Monday, January 10, 2005

We Need a Plan. Quick.

Today’s lead story: Four CBS executives were fired over the forged documents related to Bush’s National Guard service that made up the basis of a “60 Minutes” report. Dan Rather stepped down from his anchor post last year, many feeling he was nudged out because of his involvement in the document fiasco. Heads rolled, as they should, because of poor judgment on the part of CBS news reporters in a rush to scoop other stations.

But it’s funny. I don’t remember anyone at CBS or any other station losing their job for reporting the lies of the Swift Boat Veterans during the presidential campaign. I don’t recall anyone being fired for neglecting to report on the myriad election day mishaps, incidents of intimidation and obfuscation, and malfunctioning voting machines…a true national scandal. And, other than a few red faces, I am not aware of any reporters, editors or broadcasters being let go for their uncritical acceptance of the Bush administration’s lies leading up to the Iraq war. Even the worst offender, Judith Miller of the New York Times, whose erroneous stories of WMDs were fed to her by the discredited Iraqi dissident Chalabi, was not fired, even after the New York Time’s apologized for her work.
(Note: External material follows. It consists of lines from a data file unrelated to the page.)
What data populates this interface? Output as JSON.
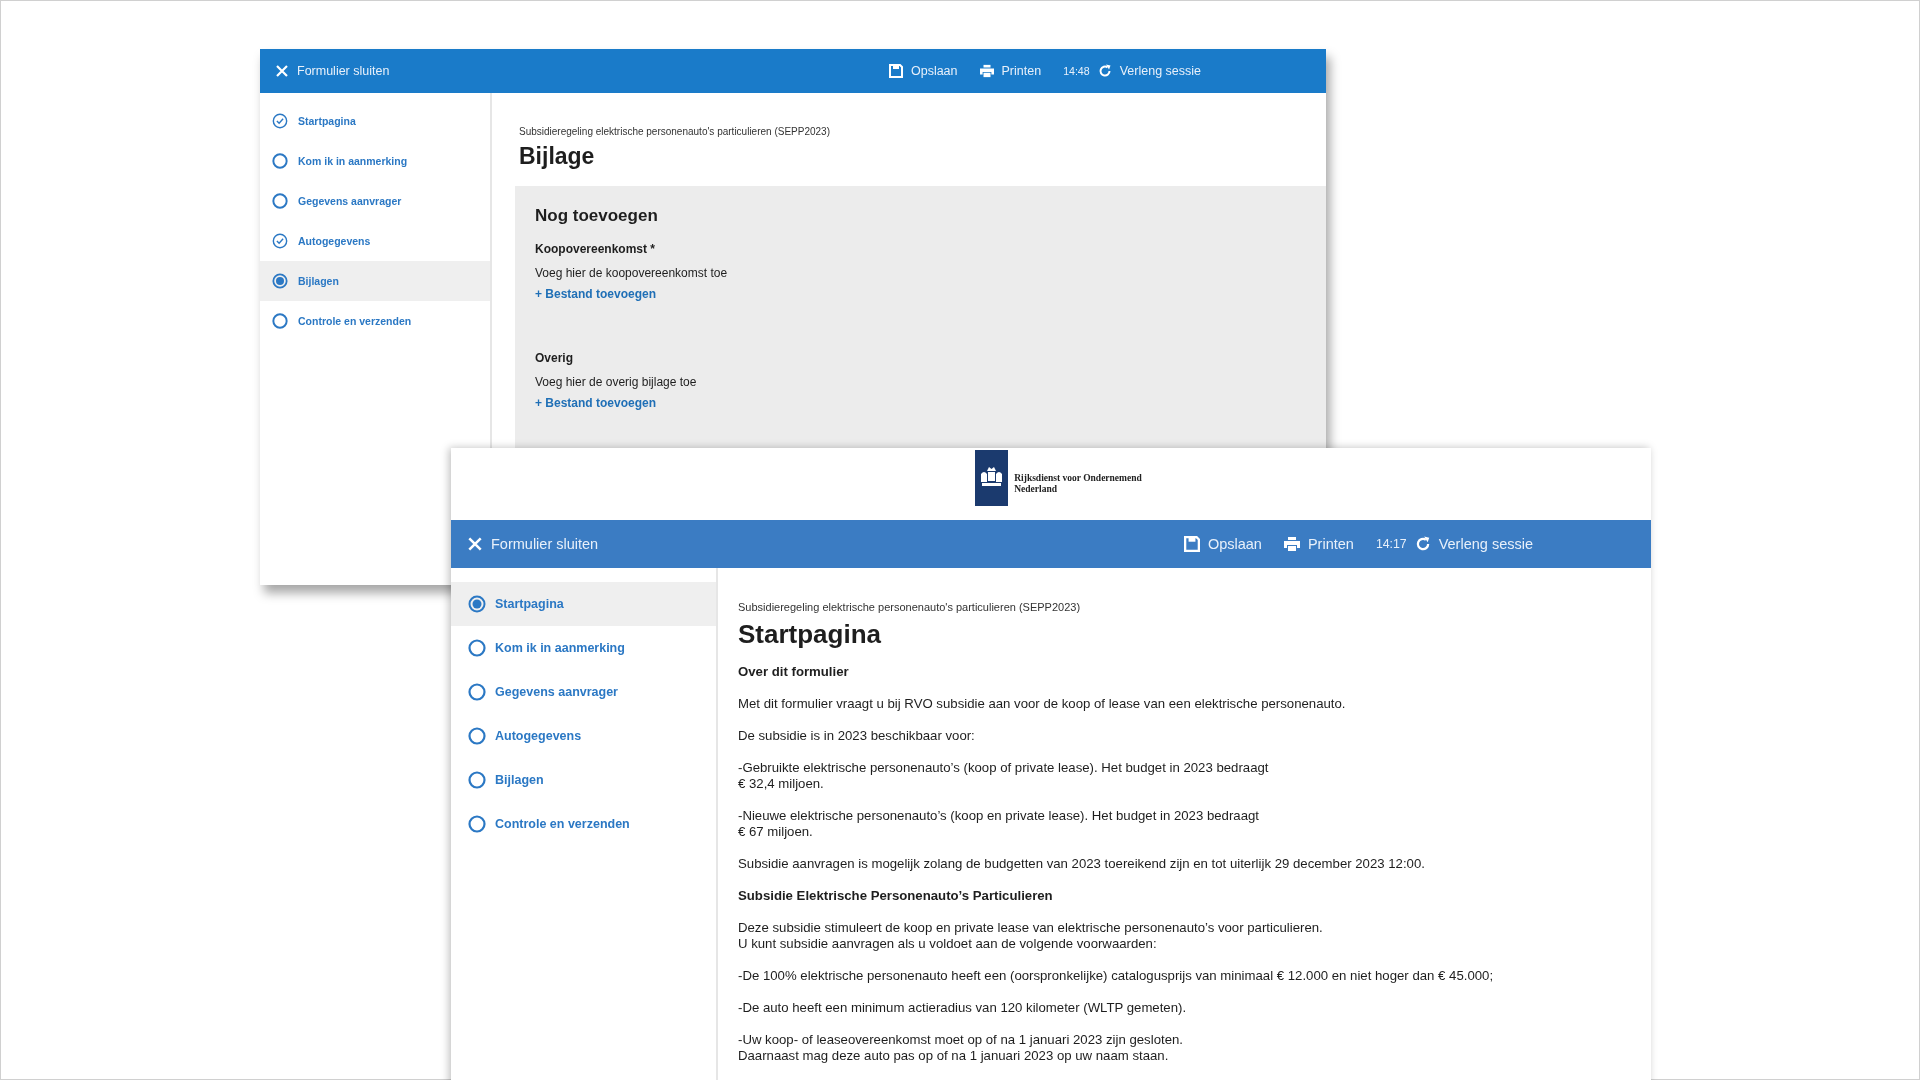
{
  "back_window": {
    "header": {
      "close_label": "Formulier sluiten",
      "save_label": "Opslaan",
      "print_label": "Printen",
      "time": "14:48",
      "extend_label": "Verleng sessie"
    },
    "sidebar": {
      "items": [
        {
          "label": "Startpagina",
          "kind": "done",
          "selected": false
        },
        {
          "label": "Kom ik in aanmerking",
          "kind": "open",
          "selected": false
        },
        {
          "label": "Gegevens aanvrager",
          "kind": "open",
          "selected": false
        },
        {
          "label": "Autogegevens",
          "kind": "done",
          "selected": false
        },
        {
          "label": "Bijlagen",
          "kind": "current",
          "selected": true
        },
        {
          "label": "Controle en verzenden",
          "kind": "open",
          "selected": false
        }
      ]
    },
    "content": {
      "subtitle": "Subsidieregeling elektrische personenauto's particulieren (SEPP2023)",
      "title": "Bijlage",
      "panel": {
        "title": "Nog toevoegen",
        "sections": [
          {
            "label": "Koopovereenkomst *",
            "hint": "Voeg hier de koopovereenkomst toe",
            "add_link": "+ Bestand toevoegen"
          },
          {
            "label": "Overig",
            "hint": "Voeg hier de overig bijlage toe",
            "add_link": "+ Bestand toevoegen"
          }
        ]
      }
    }
  },
  "front_window": {
    "logo": {
      "lines": [
        "Rijksdienst voor Ondernemend",
        "Nederland"
      ]
    },
    "header": {
      "close_label": "Formulier sluiten",
      "save_label": "Opslaan",
      "print_label": "Printen",
      "time": "14:17",
      "extend_label": "Verleng sessie"
    },
    "sidebar": {
      "items": [
        {
          "label": "Startpagina",
          "kind": "current",
          "selected": true
        },
        {
          "label": "Kom ik in aanmerking",
          "kind": "open",
          "selected": false
        },
        {
          "label": "Gegevens aanvrager",
          "kind": "open",
          "selected": false
        },
        {
          "label": "Autogegevens",
          "kind": "open",
          "selected": false
        },
        {
          "label": "Bijlagen",
          "kind": "open",
          "selected": false
        },
        {
          "label": "Controle en verzenden",
          "kind": "open",
          "selected": false
        }
      ]
    },
    "content": {
      "subtitle": "Subsidieregeling elektrische personenauto's particulieren (SEPP2023)",
      "title": "Startpagina",
      "blocks": [
        {
          "kind": "heading",
          "lines": [
            "Over dit formulier"
          ]
        },
        {
          "kind": "paragraph",
          "lines": [
            "Met dit formulier vraagt u bij RVO subsidie aan voor de koop of lease van een elektrische personenauto."
          ]
        },
        {
          "kind": "paragraph",
          "lines": [
            "De subsidie is in 2023 beschikbaar voor:"
          ]
        },
        {
          "kind": "paragraph",
          "lines": [
            "-Gebruikte elektrische personenauto’s (koop of private lease). Het budget in 2023 bedraagt",
            "€ 32,4 miljoen."
          ]
        },
        {
          "kind": "paragraph",
          "lines": [
            "-Nieuwe elektrische personenauto’s (koop en private lease). Het budget in 2023 bedraagt",
            "€ 67 miljoen."
          ]
        },
        {
          "kind": "paragraph",
          "lines": [
            "Subsidie aanvragen is mogelijk zolang de budgetten van 2023 toereikend zijn en tot uiterlijk 29 december 2023 12:00."
          ]
        },
        {
          "kind": "heading",
          "lines": [
            "Subsidie Elektrische Personenauto’s Particulieren"
          ]
        },
        {
          "kind": "paragraph",
          "lines": [
            "Deze subsidie stimuleert de koop en private lease van elektrische personenauto’s voor particulieren.",
            "U kunt subsidie aanvragen als u voldoet aan de volgende voorwaarden:"
          ]
        },
        {
          "kind": "paragraph",
          "lines": [
            "-De 100% elektrische personenauto heeft een (oorspronkelijke) catalogusprijs van minimaal € 12.000 en niet hoger dan € 45.000;"
          ]
        },
        {
          "kind": "paragraph",
          "lines": [
            "-De auto heeft een minimum actieradius van 120 kilometer (WLTP gemeten)."
          ]
        },
        {
          "kind": "paragraph",
          "lines": [
            "-Uw koop- of leaseovereenkomst moet op of na 1 januari 2023 zijn gesloten.",
            "Daarnaast mag deze auto pas op of na 1 januari 2023 op uw naam staan."
          ]
        }
      ]
    }
  }
}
The axe fell at CBS over the National Guard documents for one reason—CBS is trying to make nice with the Bush administration. No one was fired over the other missed stories because it is not in the media’s interest to do so. They would have to make nice to the American people. As long as ratings are good, what would be the gain in that?

It is not in the media’s interest to tell the American people that there are still unexplained gaps in Bush’s National Guard records, forged memos or not. No, it is almost never in the media’s interest to anger the administration, which means it is often not in their interest to report the truth.

The greatest challenge progressives and liberals face over the next few years is figuring how to bring the truth to the people in places like Paducah, Kentucky and Laramie, Wyoming and Selma, Alabama. Their hometown newspapers are more than likely conservative. The churches that they attend every Sunday are conservatively oriented. And, the television or radio news they watch and listen to is either the “How high should we jump?” networks or the rabid Right cable stations.

How do we break into the Red State enclave with the truth? We did learn a valuable lesson from the Right, which has spent the last three decades building a communications infrastructure, or “echo chamber,” with Think Tanks, cable TV programming and radio talk shows. But we don’t have three decades to catch up, and with the damage being done by the Busheviks growing daily, we need a media plan, and we need it quick

1 comment:

Dan said...

This is not so much a plan suggestion as an additional observation on the breadth of the problem. I am concerned over the CBS thing because I suspect that those who are now outraged had a hand in the whole fiasco. One of the best ways to prevent discussion of an issue is to tarnish it so greatly that anyone who raises it will be automatically discredited. Does it seem too far fetched for Karl Rove to leak a memo that he knows to be forged because after the fallout everyone will be skeptical of any further mention of the subject? Come to think of it, did anybody ever really make an issue of Mr. Bush's service record after that? Did anybody ever come forward saying they HAD served with him, and if not, was THAT ever reported on?

Just some thoughts. Keep it up.